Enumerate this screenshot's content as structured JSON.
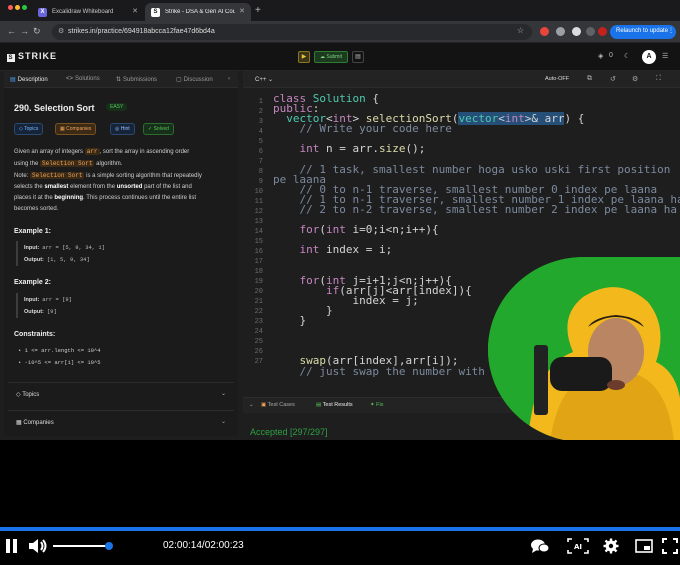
{
  "browser": {
    "tabs": [
      {
        "label": "Excalidraw Whiteboard"
      },
      {
        "label": "Strike - DSA & Gen AI Course"
      }
    ],
    "url": "strikes.in/practice/694918abcca12fae47d6bd4a",
    "relaunch_label": "Relaunch to update"
  },
  "app": {
    "logo": "STRIKE",
    "submit_label": "Submit",
    "count": "0",
    "avatar": "A"
  },
  "problem": {
    "tabs": [
      "Description",
      "Solutions",
      "Submissions",
      "Discussion"
    ],
    "title": "290. Selection Sort",
    "difficulty": "EASY",
    "chips": [
      "Topics",
      "Companies",
      "Hint",
      "Solved"
    ],
    "desc": {
      "l1a": "Given an array of integers",
      "l1code": "arr",
      "l1b": ", sort the array in ascending order",
      "l2a": "using the",
      "l2code": "Selection Sort",
      "l2b": "algorithm.",
      "l3a": "Note:",
      "l3code": "Selection Sort",
      "l3b": "is a simple sorting algorithm that repeatedly",
      "l4a": "selects the",
      "l4b": "smallest",
      "l4c": "element from the",
      "l4d": "unsorted",
      "l4e": "part of the list and",
      "l5a": "places it at the",
      "l5b": "beginning",
      "l5c": ". This process continues until the entire list",
      "l6": "becomes sorted."
    },
    "examples": [
      {
        "title": "Example 1:",
        "input_label": "Input:",
        "input": "arr = [5, 9, 34, 1]",
        "output_label": "Output:",
        "output": "[1, 5, 9, 34]"
      },
      {
        "title": "Example 2:",
        "input_label": "Input:",
        "input": "arr = [9]",
        "output_label": "Output:",
        "output": "[9]"
      }
    ],
    "constraints_title": "Constraints:",
    "constraints": [
      "1 <= arr.length <= 10^4",
      "-10^5 <= arr[i] <= 10^5"
    ],
    "accordions": [
      "Topics",
      "Companies"
    ]
  },
  "editor": {
    "language": "C++",
    "auto": "Auto-OFF",
    "line_numbers": [
      "1",
      "2",
      "3",
      "4",
      "5",
      "6",
      "7",
      "8",
      "9",
      "10",
      "11",
      "12",
      "13",
      "14",
      "15",
      "16",
      "17",
      "18",
      "19",
      "20",
      "21",
      "22",
      "23",
      "24",
      "25",
      "26",
      "27"
    ],
    "bottom_tabs": [
      "Test Cases",
      "Test Results",
      "Fix"
    ],
    "accepted": "Accepted [297/297]"
  },
  "player": {
    "time": "02:00:14/02:00:23",
    "progress_fraction": 0.999,
    "volume_fraction": 0.9
  },
  "colors": {
    "accent": "#1a73e8",
    "easy_green": "#57c35a",
    "webcam_green": "#1fa62a"
  }
}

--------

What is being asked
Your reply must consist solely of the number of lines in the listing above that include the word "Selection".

Result of this task
3